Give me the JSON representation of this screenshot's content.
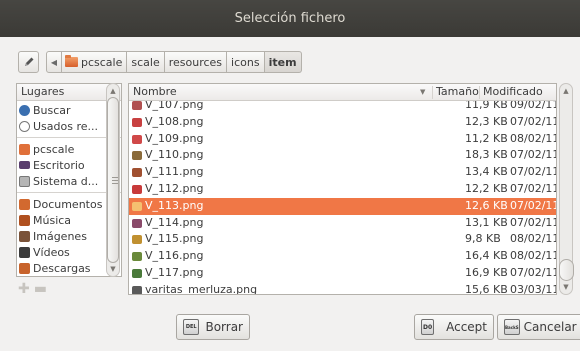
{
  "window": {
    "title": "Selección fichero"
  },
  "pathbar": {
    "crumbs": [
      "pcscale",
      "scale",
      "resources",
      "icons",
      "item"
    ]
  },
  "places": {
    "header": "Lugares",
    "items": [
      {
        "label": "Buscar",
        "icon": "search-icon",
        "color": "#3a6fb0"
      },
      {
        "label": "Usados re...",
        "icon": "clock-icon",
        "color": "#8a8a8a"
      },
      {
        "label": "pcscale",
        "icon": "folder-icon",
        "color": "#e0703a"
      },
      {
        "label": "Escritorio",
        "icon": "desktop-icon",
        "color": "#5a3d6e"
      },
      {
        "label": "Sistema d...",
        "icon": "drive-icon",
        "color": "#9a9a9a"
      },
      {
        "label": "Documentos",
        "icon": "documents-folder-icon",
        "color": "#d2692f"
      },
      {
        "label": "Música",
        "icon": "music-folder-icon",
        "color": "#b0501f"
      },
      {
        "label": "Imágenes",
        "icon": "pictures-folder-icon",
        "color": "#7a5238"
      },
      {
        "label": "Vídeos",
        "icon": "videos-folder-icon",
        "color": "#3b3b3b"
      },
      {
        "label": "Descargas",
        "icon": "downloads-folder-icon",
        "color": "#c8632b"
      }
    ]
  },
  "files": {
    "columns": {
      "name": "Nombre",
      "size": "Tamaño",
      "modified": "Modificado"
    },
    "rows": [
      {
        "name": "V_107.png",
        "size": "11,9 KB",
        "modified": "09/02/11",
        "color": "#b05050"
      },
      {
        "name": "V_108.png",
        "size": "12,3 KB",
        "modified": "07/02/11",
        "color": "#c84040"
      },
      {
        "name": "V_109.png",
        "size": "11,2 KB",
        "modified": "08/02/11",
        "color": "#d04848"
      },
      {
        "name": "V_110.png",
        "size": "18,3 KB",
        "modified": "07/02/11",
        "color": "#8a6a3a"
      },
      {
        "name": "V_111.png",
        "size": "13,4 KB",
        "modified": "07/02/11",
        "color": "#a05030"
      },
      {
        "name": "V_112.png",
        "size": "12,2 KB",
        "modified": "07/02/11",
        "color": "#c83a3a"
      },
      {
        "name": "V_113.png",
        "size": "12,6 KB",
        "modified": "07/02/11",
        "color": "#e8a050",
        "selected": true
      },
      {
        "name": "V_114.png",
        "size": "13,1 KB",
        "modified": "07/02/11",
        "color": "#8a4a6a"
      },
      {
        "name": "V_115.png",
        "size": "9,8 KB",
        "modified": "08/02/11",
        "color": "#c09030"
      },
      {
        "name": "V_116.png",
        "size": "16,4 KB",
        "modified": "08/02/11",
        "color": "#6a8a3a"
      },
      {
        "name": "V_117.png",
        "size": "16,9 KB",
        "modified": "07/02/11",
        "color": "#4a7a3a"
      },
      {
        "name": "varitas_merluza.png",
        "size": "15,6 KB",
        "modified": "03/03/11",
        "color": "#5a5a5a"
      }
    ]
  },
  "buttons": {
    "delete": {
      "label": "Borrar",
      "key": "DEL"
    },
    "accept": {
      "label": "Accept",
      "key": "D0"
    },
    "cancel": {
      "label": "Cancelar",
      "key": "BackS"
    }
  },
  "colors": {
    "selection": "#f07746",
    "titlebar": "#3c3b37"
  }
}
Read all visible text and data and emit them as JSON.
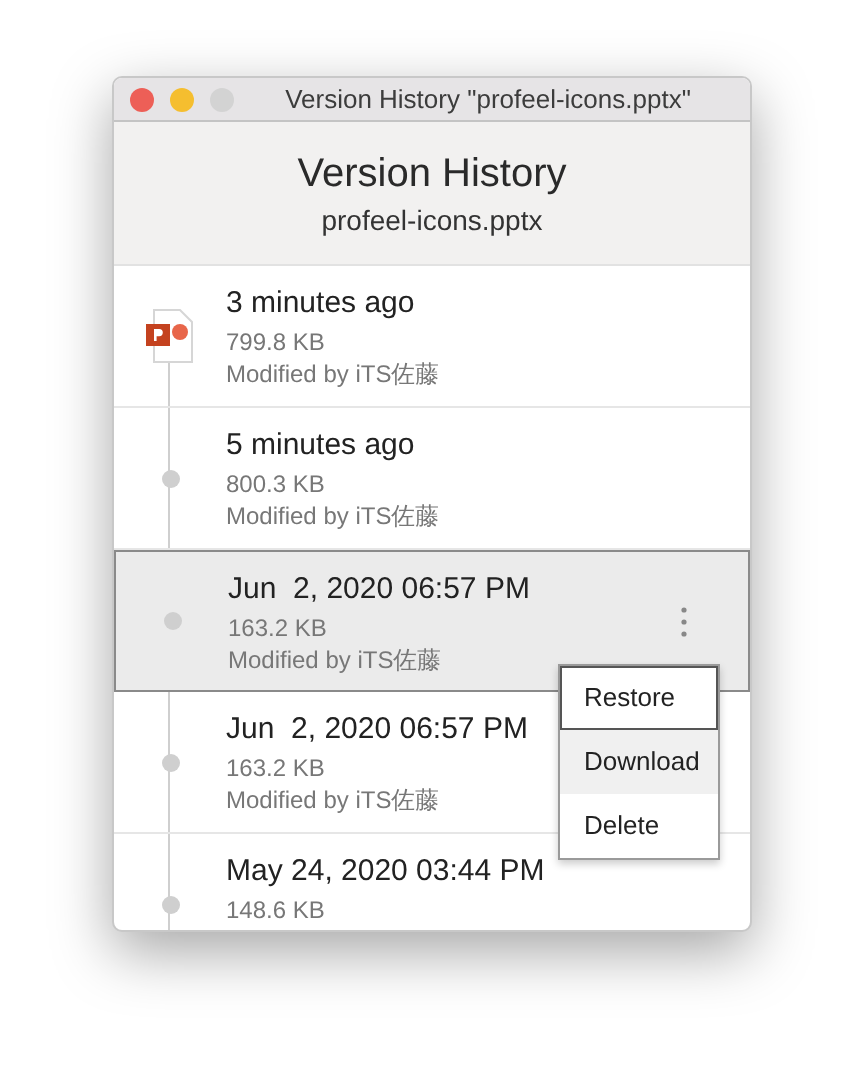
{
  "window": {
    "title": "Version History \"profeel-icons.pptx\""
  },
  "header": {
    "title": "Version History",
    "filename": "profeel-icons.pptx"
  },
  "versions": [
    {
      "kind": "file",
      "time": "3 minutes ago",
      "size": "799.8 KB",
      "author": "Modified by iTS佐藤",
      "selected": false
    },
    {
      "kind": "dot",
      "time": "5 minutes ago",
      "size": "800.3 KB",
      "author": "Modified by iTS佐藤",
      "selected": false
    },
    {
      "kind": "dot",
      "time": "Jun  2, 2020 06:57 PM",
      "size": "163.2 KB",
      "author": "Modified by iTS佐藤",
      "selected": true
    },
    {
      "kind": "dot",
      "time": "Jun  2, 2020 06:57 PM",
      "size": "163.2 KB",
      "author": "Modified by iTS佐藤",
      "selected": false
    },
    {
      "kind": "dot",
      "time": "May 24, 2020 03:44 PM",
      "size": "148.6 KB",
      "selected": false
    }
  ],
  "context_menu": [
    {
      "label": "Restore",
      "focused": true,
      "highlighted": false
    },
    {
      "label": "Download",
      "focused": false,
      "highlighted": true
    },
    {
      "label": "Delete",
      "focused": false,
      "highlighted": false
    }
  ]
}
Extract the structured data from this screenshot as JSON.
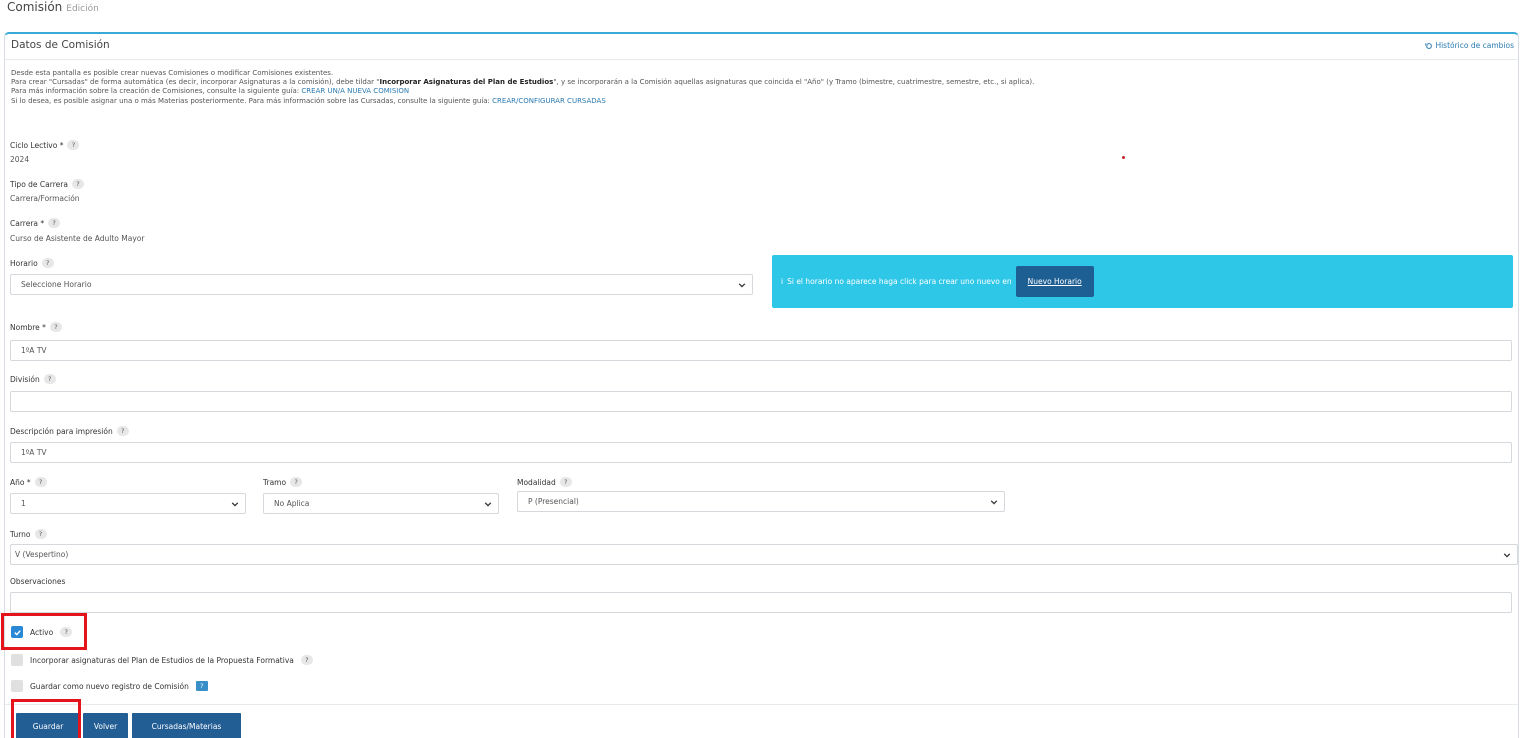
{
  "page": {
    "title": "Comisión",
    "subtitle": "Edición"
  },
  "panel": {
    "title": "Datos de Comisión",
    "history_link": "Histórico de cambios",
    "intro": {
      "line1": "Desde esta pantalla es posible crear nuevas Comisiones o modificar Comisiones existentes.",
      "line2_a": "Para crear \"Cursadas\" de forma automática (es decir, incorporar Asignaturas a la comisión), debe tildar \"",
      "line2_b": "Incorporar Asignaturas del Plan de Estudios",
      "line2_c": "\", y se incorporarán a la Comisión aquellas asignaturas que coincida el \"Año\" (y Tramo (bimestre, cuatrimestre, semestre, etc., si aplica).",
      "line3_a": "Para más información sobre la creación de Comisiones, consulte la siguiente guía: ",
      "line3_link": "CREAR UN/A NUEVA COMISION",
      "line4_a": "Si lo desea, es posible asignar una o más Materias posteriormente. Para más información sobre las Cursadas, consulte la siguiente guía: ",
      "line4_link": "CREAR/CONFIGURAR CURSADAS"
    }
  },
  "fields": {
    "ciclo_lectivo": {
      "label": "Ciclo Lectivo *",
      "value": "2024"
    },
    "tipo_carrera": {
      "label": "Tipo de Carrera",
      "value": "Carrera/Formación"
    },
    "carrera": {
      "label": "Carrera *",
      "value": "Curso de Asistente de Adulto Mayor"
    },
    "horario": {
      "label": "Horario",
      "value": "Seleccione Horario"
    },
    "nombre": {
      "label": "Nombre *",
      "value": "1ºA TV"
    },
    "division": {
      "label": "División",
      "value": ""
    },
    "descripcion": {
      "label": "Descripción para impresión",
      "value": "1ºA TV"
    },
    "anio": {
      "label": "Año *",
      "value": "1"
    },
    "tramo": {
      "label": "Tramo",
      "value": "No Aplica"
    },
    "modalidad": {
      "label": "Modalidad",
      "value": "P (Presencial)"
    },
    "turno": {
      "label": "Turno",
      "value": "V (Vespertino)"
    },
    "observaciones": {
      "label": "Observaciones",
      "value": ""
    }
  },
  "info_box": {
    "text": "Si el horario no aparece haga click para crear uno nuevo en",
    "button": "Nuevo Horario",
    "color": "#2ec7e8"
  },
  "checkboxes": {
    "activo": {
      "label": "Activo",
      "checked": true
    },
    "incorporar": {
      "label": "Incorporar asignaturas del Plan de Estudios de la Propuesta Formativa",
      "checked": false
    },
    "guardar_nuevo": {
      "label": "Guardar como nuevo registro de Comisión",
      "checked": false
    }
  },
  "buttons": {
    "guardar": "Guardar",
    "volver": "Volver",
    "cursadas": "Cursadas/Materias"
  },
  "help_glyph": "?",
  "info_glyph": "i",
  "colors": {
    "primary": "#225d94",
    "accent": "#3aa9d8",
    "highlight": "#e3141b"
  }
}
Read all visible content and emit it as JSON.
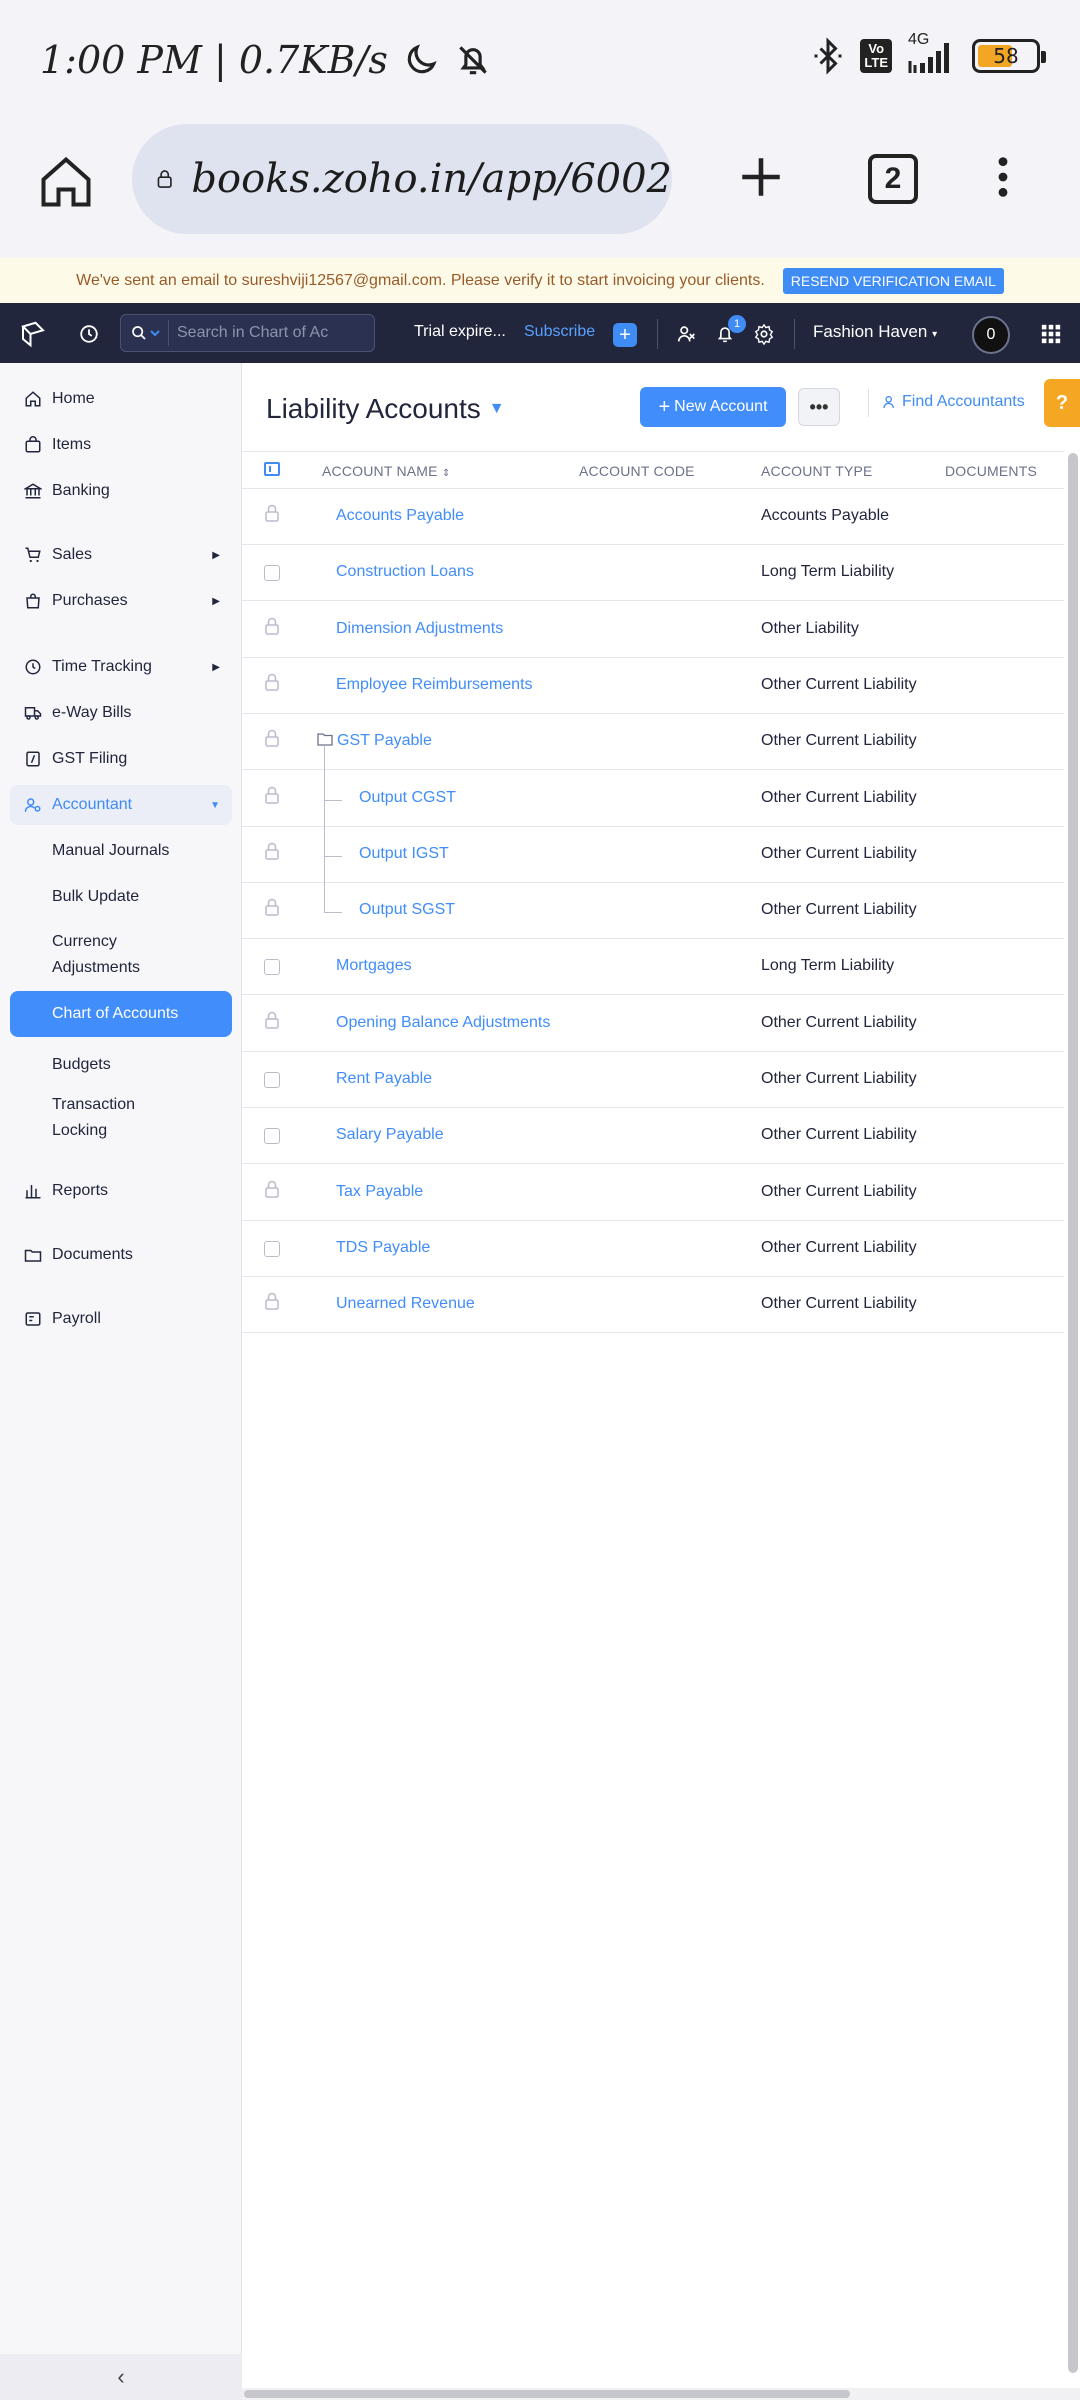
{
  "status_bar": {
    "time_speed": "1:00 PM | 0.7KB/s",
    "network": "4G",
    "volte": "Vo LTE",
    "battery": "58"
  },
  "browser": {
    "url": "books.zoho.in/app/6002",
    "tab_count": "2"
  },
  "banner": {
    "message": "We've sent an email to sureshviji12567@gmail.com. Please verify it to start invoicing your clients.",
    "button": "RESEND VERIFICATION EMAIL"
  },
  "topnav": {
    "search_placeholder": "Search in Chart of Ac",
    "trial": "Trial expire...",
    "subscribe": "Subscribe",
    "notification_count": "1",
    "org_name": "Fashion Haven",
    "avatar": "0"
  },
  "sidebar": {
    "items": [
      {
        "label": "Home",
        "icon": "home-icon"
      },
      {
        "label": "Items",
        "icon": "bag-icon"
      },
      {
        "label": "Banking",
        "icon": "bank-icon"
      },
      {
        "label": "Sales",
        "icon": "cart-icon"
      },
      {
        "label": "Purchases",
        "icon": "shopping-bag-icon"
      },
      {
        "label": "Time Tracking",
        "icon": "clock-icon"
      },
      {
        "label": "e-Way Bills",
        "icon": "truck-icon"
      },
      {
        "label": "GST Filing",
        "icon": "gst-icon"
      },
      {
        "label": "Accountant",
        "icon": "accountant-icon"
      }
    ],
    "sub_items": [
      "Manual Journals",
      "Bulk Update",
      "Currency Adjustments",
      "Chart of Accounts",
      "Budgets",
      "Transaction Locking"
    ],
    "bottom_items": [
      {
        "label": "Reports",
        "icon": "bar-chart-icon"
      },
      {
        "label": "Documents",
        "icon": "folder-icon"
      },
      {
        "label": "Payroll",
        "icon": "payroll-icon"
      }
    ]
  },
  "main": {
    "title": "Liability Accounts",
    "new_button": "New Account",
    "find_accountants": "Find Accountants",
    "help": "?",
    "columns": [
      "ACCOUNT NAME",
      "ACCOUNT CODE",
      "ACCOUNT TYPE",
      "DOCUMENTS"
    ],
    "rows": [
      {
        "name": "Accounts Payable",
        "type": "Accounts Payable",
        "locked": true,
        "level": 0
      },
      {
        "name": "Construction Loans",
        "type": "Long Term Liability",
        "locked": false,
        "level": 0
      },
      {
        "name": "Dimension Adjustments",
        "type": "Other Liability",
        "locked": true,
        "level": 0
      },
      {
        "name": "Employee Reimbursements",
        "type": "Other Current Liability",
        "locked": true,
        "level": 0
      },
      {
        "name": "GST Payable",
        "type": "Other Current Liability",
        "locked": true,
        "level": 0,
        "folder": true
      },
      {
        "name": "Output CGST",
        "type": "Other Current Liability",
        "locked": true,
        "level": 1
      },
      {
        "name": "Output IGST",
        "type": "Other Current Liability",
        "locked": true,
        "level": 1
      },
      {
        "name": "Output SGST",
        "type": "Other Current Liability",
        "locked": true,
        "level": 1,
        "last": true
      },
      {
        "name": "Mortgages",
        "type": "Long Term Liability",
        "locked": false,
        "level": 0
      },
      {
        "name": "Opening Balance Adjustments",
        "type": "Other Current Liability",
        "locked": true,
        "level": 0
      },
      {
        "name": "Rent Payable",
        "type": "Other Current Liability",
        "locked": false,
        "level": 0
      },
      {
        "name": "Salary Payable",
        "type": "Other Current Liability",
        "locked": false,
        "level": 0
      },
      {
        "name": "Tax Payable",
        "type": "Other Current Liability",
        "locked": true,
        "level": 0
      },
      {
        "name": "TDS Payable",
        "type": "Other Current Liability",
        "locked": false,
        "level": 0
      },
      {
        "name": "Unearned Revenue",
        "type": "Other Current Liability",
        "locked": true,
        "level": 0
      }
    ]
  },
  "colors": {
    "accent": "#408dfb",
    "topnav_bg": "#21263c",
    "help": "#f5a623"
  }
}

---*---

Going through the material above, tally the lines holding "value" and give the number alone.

▸ Output: 12